Exercise =>
Go through the data below and return each line where the string "labels" occurs.

*** Opening of Dataset content ***

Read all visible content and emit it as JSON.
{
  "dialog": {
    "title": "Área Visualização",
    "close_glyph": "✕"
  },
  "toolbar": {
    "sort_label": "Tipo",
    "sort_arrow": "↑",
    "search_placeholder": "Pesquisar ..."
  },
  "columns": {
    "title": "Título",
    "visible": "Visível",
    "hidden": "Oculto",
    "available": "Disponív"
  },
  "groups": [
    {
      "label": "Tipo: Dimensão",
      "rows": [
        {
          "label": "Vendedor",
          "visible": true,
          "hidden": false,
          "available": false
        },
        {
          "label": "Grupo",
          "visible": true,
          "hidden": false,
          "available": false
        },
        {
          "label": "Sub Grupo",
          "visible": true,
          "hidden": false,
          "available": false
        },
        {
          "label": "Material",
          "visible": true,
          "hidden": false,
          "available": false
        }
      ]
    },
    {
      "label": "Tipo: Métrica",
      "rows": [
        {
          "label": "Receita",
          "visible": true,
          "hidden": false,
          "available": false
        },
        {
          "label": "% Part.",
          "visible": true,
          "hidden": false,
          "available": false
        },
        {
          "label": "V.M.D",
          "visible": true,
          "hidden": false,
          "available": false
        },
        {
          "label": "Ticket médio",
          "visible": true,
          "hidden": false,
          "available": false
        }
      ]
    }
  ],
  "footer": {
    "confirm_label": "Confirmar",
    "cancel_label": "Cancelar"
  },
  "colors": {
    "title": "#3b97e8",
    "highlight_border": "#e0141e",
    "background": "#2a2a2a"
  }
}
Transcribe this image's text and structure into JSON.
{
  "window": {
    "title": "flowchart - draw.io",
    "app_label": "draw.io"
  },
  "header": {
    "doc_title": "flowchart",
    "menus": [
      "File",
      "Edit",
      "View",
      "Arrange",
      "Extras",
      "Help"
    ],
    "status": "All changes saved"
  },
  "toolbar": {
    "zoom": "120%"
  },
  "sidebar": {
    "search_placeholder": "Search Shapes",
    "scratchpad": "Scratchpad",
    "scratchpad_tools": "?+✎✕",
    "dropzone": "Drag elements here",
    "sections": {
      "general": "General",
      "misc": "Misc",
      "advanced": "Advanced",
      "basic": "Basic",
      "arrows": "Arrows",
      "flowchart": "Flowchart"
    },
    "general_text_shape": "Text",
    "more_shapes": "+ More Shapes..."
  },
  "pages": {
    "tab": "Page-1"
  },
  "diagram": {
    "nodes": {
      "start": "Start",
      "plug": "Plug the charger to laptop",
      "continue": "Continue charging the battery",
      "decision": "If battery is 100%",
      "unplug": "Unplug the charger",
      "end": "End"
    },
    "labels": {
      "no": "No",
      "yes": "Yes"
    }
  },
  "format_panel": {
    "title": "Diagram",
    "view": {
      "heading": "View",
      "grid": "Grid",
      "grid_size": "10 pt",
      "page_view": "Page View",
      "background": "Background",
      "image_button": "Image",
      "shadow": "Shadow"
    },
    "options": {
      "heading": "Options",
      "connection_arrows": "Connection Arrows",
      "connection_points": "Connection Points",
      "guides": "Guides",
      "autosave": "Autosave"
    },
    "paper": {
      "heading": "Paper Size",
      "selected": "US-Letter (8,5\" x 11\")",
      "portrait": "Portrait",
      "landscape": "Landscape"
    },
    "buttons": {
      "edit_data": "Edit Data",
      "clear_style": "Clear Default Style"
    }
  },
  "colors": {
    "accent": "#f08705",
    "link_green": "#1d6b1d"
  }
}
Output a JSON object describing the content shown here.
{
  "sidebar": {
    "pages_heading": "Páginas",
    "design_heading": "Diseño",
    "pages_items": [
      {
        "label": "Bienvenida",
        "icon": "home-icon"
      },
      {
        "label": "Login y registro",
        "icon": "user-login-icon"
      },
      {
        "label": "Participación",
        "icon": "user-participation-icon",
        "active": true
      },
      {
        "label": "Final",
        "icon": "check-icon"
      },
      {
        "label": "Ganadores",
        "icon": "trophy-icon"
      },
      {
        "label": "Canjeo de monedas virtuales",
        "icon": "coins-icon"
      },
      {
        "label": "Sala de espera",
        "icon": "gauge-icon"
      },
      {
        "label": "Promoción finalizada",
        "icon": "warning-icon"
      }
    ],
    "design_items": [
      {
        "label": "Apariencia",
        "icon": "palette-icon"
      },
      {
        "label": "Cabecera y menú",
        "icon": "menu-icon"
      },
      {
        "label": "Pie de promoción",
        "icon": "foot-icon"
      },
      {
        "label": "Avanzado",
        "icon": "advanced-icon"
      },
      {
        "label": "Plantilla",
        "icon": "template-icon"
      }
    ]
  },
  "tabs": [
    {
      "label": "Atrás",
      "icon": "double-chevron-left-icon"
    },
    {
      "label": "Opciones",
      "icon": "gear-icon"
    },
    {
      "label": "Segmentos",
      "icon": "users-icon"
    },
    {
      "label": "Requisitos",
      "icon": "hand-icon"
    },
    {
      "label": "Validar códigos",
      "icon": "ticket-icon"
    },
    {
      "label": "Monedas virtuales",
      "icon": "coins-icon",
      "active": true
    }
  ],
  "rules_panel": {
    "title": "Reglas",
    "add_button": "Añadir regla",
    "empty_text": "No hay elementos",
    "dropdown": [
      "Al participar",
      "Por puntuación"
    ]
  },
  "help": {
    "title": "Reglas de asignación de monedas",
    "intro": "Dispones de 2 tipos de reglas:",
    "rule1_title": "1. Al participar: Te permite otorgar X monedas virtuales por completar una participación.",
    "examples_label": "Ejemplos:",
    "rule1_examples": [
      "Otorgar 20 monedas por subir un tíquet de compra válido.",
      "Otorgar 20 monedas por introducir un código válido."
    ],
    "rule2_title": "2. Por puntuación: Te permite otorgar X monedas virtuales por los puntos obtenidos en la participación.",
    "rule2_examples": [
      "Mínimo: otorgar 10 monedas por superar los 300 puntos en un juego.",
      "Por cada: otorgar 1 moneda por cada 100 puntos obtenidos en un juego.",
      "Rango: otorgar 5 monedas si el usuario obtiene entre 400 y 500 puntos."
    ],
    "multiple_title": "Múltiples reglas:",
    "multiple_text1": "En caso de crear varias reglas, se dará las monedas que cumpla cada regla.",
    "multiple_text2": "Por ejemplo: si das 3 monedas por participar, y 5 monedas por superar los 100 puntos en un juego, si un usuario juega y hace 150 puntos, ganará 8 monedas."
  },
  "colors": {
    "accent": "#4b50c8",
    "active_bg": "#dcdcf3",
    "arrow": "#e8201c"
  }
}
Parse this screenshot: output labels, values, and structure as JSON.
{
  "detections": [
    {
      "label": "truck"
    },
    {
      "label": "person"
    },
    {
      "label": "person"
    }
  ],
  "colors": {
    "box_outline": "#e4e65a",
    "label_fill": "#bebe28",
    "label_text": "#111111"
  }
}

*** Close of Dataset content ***

Answer for this exercise =>
    "labels": {
Parse this screenshot: output labels, values, and structure as JSON.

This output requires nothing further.